On May 20, Ma Ying-jeou was sworn in as the president of Taiwan (Republic of China), in an election that marks the first successive transfer of power in Taiwan’s fledgling democracy since the Democratic Progressive Party (DPP) won the 2000 presidential election. President Ma’s much awaited inaugural address outlined his vision for the future of cross-Strait relations, which was often turbulent during former DPP President Chen Shui-bian’s administration. In his address, Ma emphasized his campaign pledge to renew cross-Strait relations based on the principles of “no independence, no unification and no use of force,” and on the premise established under the so-called “1992 Consensus,” which supposedly acknowledges both sides’ acceptance of “One China” but with “different interpretations” (China Brief, March 14; Taipei Times, May 18).
Ma also reiterated Vice-President Vincent Siew’s appeal for both sides to “face reality, pioneer a new future, shelve controversies and pursue a win-win solution,” as the guiding premise to move cross-Strait relations forward. Vice-President Siew conveyed this appeal to Chinese President Hu Jintao at the Boao Forum held on Hainan Island on April 12 when the two first met. Ma added that he believes China and Taiwan can “strike a balance as each pursues its own interests … The normalization of economic and cultural relations is the first step to a win-win solution.” This was an affirmative statement that was widely considered Ma’s response to Chinese President Hu Jintao’s “16-word maxim,” issued during Hu’s meeting with former KMT Chairman Lien Chan on April 29, that China and Taiwan should “seek to build mutual trust, shelve disputes, seek common ground while reserving differences, and create ‘win-win’ development.” Ma concluded that Hu’s “views are very much in line with our own.”

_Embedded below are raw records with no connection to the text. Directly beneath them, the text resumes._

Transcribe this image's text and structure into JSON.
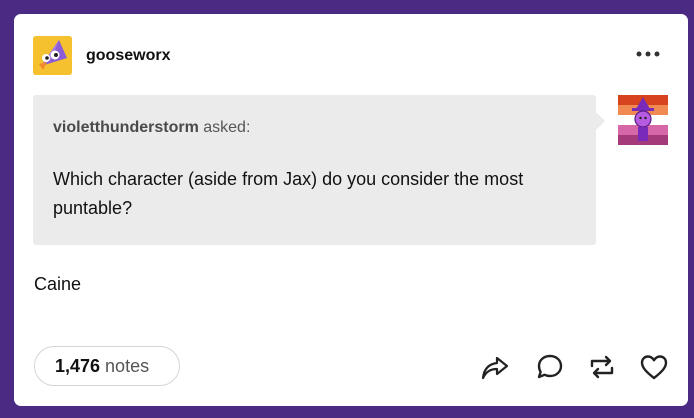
{
  "post": {
    "author": "gooseworx",
    "ask": {
      "asker": "violetthunderstorm",
      "asked_label": "asked:",
      "question": "Which character (aside from Jax) do you consider the most puntable?"
    },
    "answer": "Caine",
    "notes_count": "1,476",
    "notes_label": "notes"
  },
  "icons": {
    "menu": "more-options-icon",
    "share": "share-icon",
    "reply": "reply-icon",
    "reblog": "reblog-icon",
    "like": "heart-icon"
  },
  "colors": {
    "background": "#4b2a83",
    "card": "#ffffff",
    "ask_box": "#ebebeb"
  }
}
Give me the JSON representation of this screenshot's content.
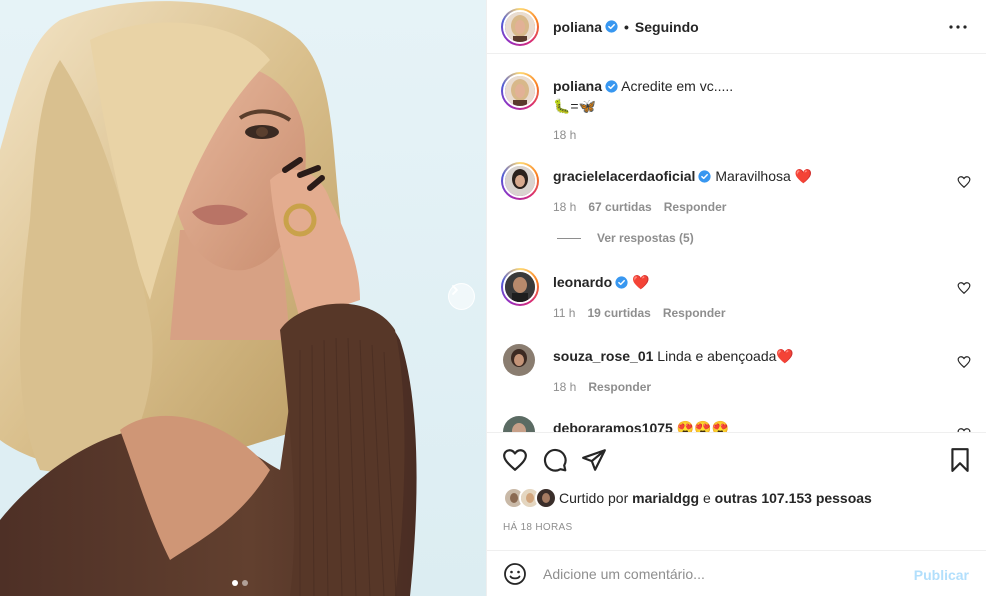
{
  "post": {
    "author": "poliana",
    "follow_state": "Seguindo",
    "header_separator": "•",
    "more_icon": "more-horizontal-icon"
  },
  "caption": {
    "username": "poliana",
    "text": "Acredite em vc.....",
    "emoji_line": "🐛=🦋",
    "time": "18 h"
  },
  "comments": [
    {
      "username": "gracielelacerdaoficial",
      "verified": true,
      "text": "Maravilhosa ❤️",
      "time": "18 h",
      "likes": "67 curtidas",
      "reply": "Responder"
    },
    {
      "username": "leonardo",
      "verified": true,
      "text": "❤️",
      "time": "11 h",
      "likes": "19 curtidas",
      "reply": "Responder"
    },
    {
      "username": "souza_rose_01",
      "verified": false,
      "text": "Linda e abençoada❤️",
      "time": "18 h",
      "likes": "",
      "reply": "Responder"
    },
    {
      "username": "deboraramos1075",
      "verified": false,
      "text": "😍😍😍",
      "time": "",
      "likes": "",
      "reply": ""
    }
  ],
  "view_replies": "Ver respostas (5)",
  "likes_summary": {
    "prefix": "Curtido por",
    "user": "marialdgg",
    "middle": "e",
    "others": "outras 107.153 pessoas"
  },
  "timestamp": "HÁ 18 HORAS",
  "add_comment": {
    "placeholder": "Adicione um comentário...",
    "publish": "Publicar"
  },
  "carousel": {
    "current": 1,
    "total": 2
  },
  "colors": {
    "verified": "#3897f0",
    "heart": "#ed4956",
    "publish_disabled": "#b2dffc",
    "muted": "#8e8e8e"
  }
}
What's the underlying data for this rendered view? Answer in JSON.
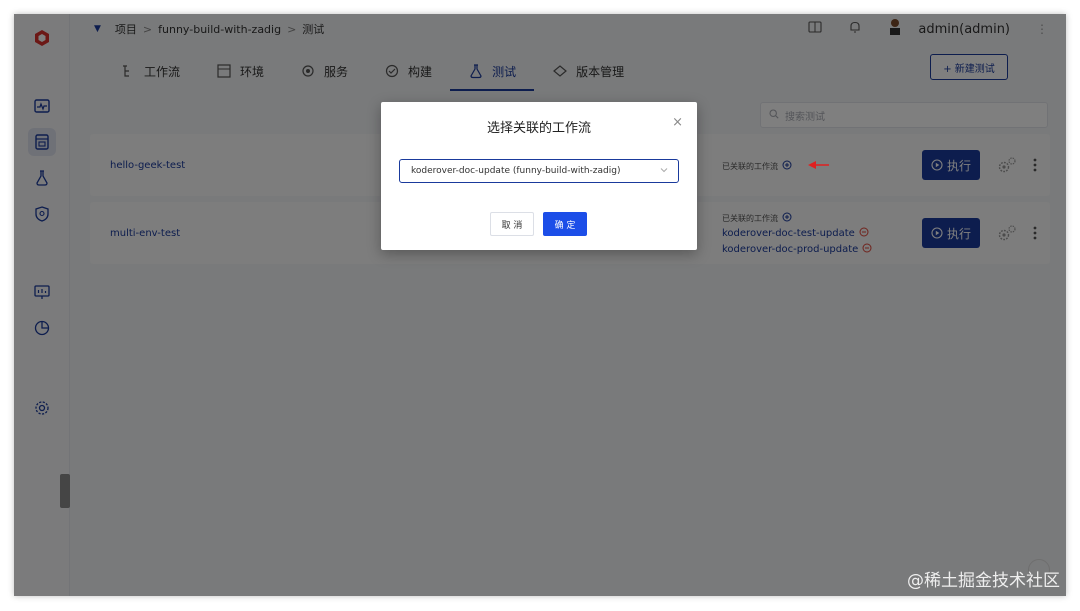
{
  "breadcrumb": {
    "items": [
      "项目",
      "funny-build-with-zadig",
      "测试"
    ],
    "separator": ">"
  },
  "user": {
    "name": "admin(admin)"
  },
  "tabs": [
    {
      "label": "工作流",
      "icon": "workflow-icon"
    },
    {
      "label": "环境",
      "icon": "environment-icon"
    },
    {
      "label": "服务",
      "icon": "service-icon"
    },
    {
      "label": "构建",
      "icon": "build-icon"
    },
    {
      "label": "测试",
      "icon": "flask-icon",
      "active": true
    },
    {
      "label": "版本管理",
      "icon": "version-icon"
    }
  ],
  "toolbar": {
    "new_test_label": "+ 新建测试"
  },
  "search": {
    "placeholder": "搜索测试"
  },
  "tests": [
    {
      "name": "hello-geek-test",
      "workflow_label": "已关联的工作流",
      "workflows": [],
      "run_label": "执行"
    },
    {
      "name": "multi-env-test",
      "workflow_label": "已关联的工作流",
      "workflows": [
        "koderover-doc-test-update",
        "koderover-doc-prod-update"
      ],
      "run_label": "执行"
    }
  ],
  "modal": {
    "title": "选择关联的工作流",
    "selected": "koderover-doc-update (funny-build-with-zadig)",
    "cancel_label": "取 消",
    "ok_label": "确 定",
    "close": "×"
  },
  "colors": {
    "primary": "#1a3a9c",
    "confirm": "#1c4ee8",
    "remove": "#e0463a",
    "arrow": "#e02020"
  },
  "watermark": "@稀土掘金技术社区"
}
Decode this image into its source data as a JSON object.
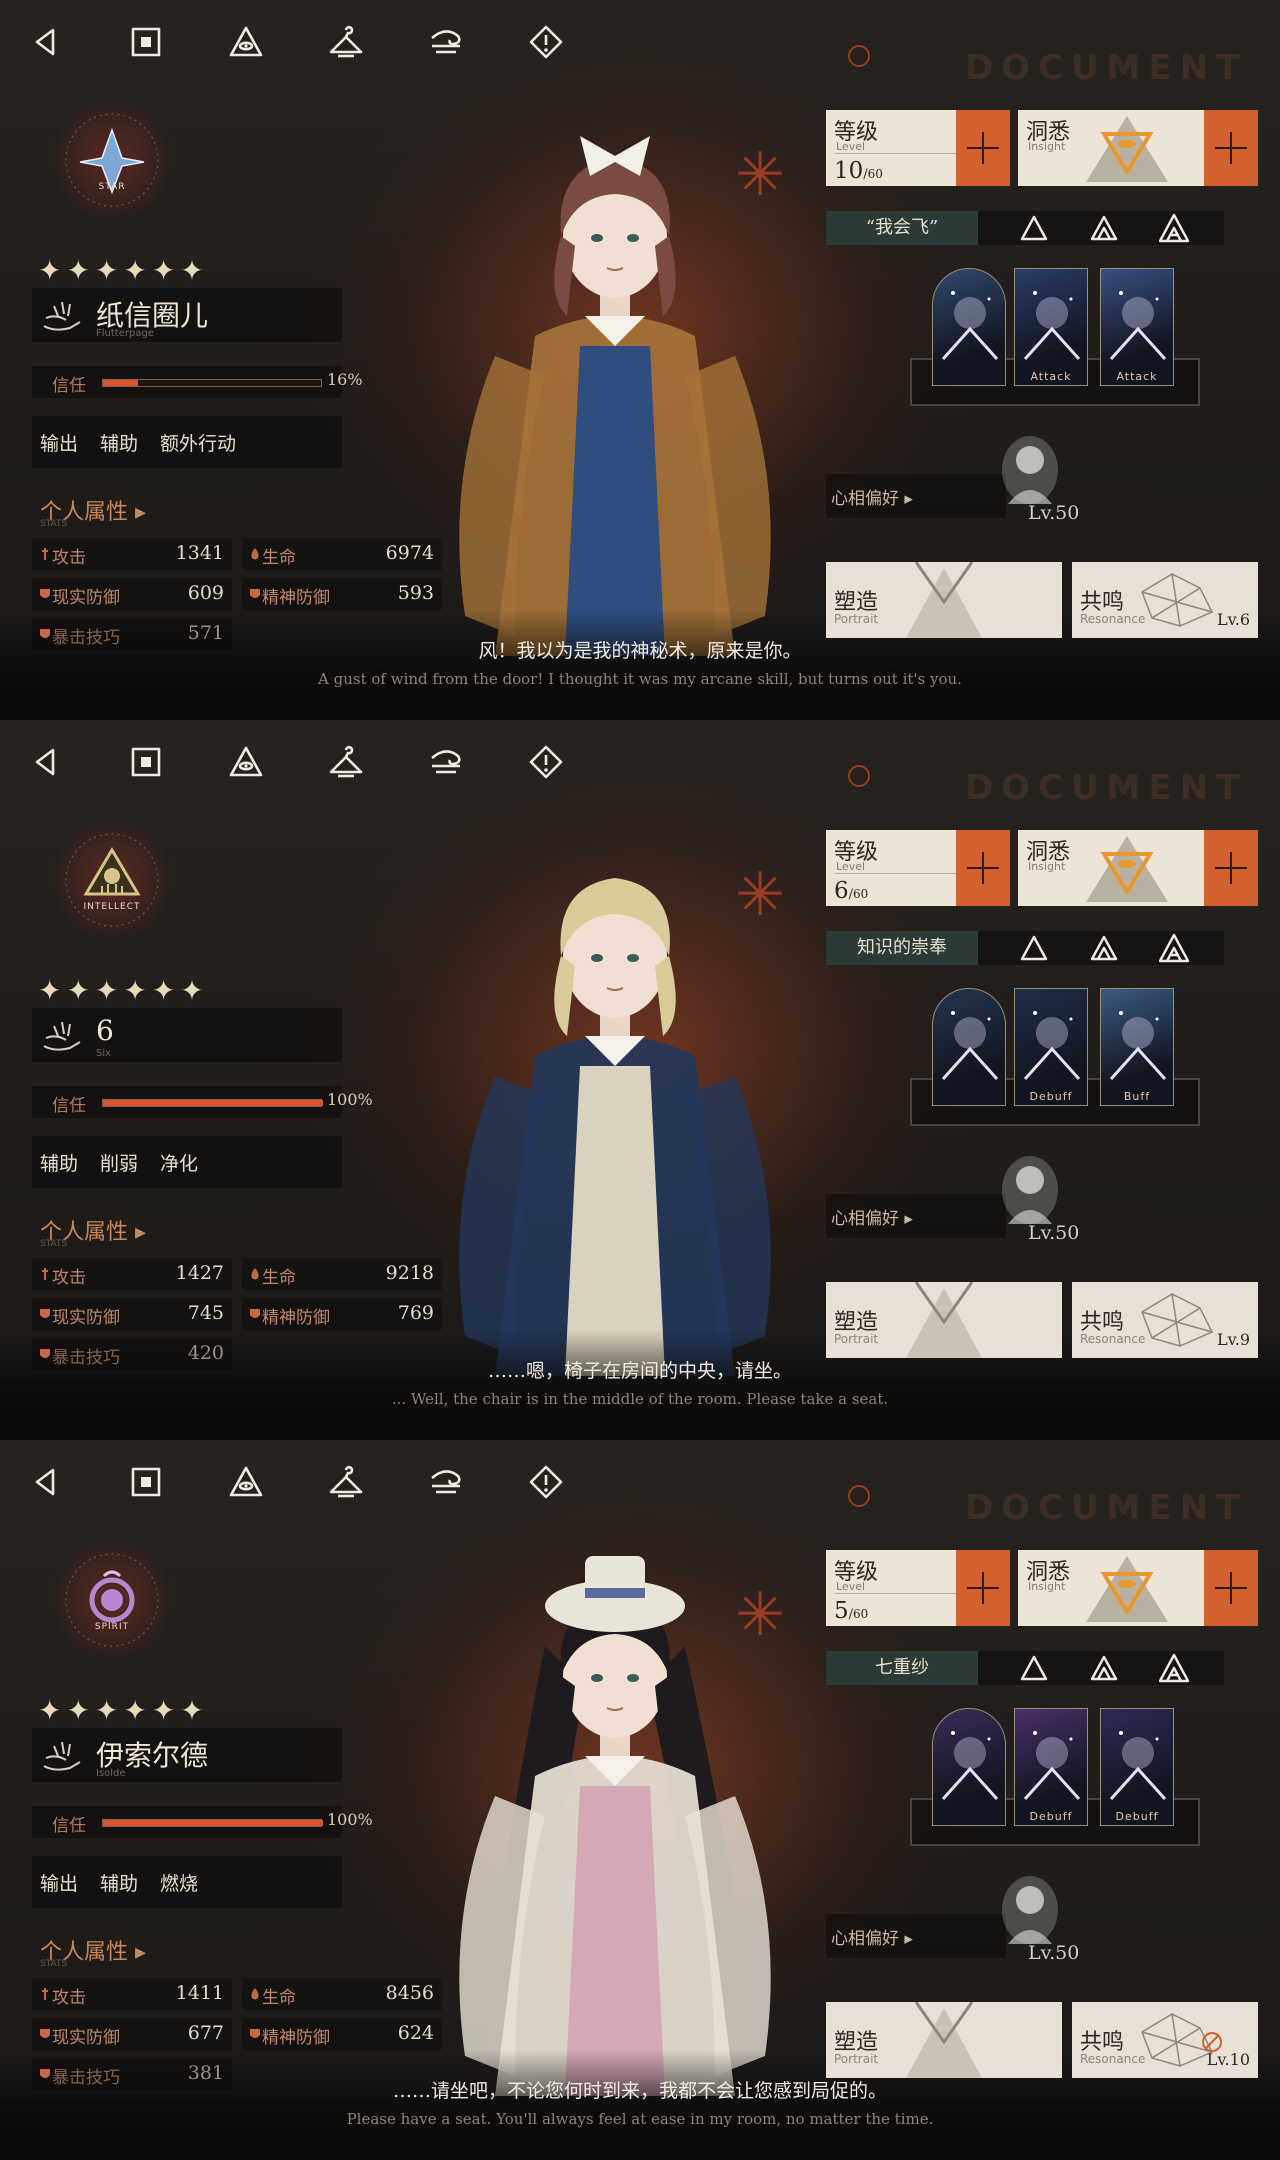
{
  "watermark": "DOCUMENT",
  "nav": [
    {
      "icon": "back-icon"
    },
    {
      "icon": "home-square-icon"
    },
    {
      "icon": "eye-triangle-icon"
    },
    {
      "icon": "hanger-icon"
    },
    {
      "icon": "wind-swirl-icon"
    },
    {
      "icon": "warning-icon"
    }
  ],
  "labels": {
    "trust": "信任",
    "attr_title": "个人属性 ▸",
    "attr_sub": "STATS",
    "level_title": "等级",
    "level_sub": "Level",
    "insight_title": "洞悉",
    "insight_sub": "Insight",
    "pref": "心相偏好 ▸",
    "portrait_title": "塑造",
    "portrait_sub": "Portrait",
    "resonance_title": "共鸣",
    "resonance_sub": "Resonance",
    "atk": "攻击",
    "hp": "生命",
    "rdef": "现实防御",
    "mdef": "精神防御",
    "tech": "暴击技巧"
  },
  "panels": [
    {
      "afflatus": "STAR",
      "afflatus_color": "#7fa7d6",
      "stars": "✦✦✦✦✦✦",
      "name": "纸信圈儿",
      "name_en": "Flutterpage",
      "trust_value": "16%",
      "trust_fraction": 0.16,
      "tags": [
        "输出",
        "辅助",
        "额外行动"
      ],
      "stats": {
        "atk": "1341",
        "hp": "6974",
        "rdef": "609",
        "mdef": "593",
        "tech": "571"
      },
      "level": "10",
      "level_max": "60",
      "motto": "“我会飞”",
      "card_labels": [
        "",
        "Attack",
        "Attack"
      ],
      "card_colors": [
        "#31486e",
        "#2b3c6a",
        "#394e83"
      ],
      "pref_level": "Lv.50",
      "resonance_level": "Lv.6",
      "subtitle_cn": "风！我以为是我的神秘术，原来是你。",
      "subtitle_en": "A gust of wind from the door! I thought it was my arcane skill, but turns out it's you.",
      "hair": "#7a4a43",
      "coat": "#a5733a",
      "dress": "#2f4d7f"
    },
    {
      "afflatus": "INTELLECT",
      "afflatus_color": "#d8c48a",
      "stars": "✦✦✦✦✦✦",
      "name": "6",
      "name_en": "Six",
      "trust_value": "100%",
      "trust_fraction": 1.0,
      "tags": [
        "辅助",
        "削弱",
        "净化"
      ],
      "stats": {
        "atk": "1427",
        "hp": "9218",
        "rdef": "745",
        "mdef": "769",
        "tech": "420"
      },
      "level": "6",
      "level_max": "60",
      "motto": "知识的崇奉",
      "card_labels": [
        "",
        "Debuff",
        "Buff"
      ],
      "card_colors": [
        "#25354e",
        "#1f2e4a",
        "#3a5a82"
      ],
      "pref_level": "Lv.50",
      "resonance_level": "Lv.9",
      "subtitle_cn": "……嗯，椅子在房间的中央，请坐。",
      "subtitle_en": "... Well, the chair is in the middle of the room. Please take a seat.",
      "hair": "#d9cb9a",
      "coat": "#24375a",
      "dress": "#d9d2bf"
    },
    {
      "afflatus": "SPIRIT",
      "afflatus_color": "#b788d2",
      "stars": "✦✦✦✦✦✦",
      "name": "伊索尔德",
      "name_en": "Isolde",
      "trust_value": "100%",
      "trust_fraction": 1.0,
      "tags": [
        "输出",
        "辅助",
        "燃烧"
      ],
      "stats": {
        "atk": "1411",
        "hp": "8456",
        "rdef": "677",
        "mdef": "624",
        "tech": "381"
      },
      "level": "5",
      "level_max": "60",
      "motto": "七重纱",
      "card_labels": [
        "",
        "Debuff",
        "Debuff"
      ],
      "card_colors": [
        "#3a2b58",
        "#48306a",
        "#2d2a55"
      ],
      "pref_level": "Lv.50",
      "resonance_level": "Lv.10",
      "subtitle_cn": "……请坐吧，不论您何时到来，我都不会让您感到局促的。",
      "subtitle_en": "Please have a seat. You'll always feel at ease in my room, no matter the time.",
      "hair": "#1f1a1d",
      "coat": "#e8e2d6",
      "dress": "#d5a8b6"
    }
  ]
}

Ma also proclaimed that “in resolving cross-Strait issues, what matters is not sovereignty but core values and way of life,” which signals a stark departure from the DPP line of emphasizing Taiwan’s sovereignty in dealing with China in cross-Strait relations. The issue of sovereignty has been a sore spot in cross-Strait relations as China claims sovereignty over the island.
Wu Po-hsiung, chairman of the KMT, is scheduled to visit China on May 26 upon an invitation from Hu. Wu will be the first ruling party chief from Taiwan to travel to China (China Post, May 19).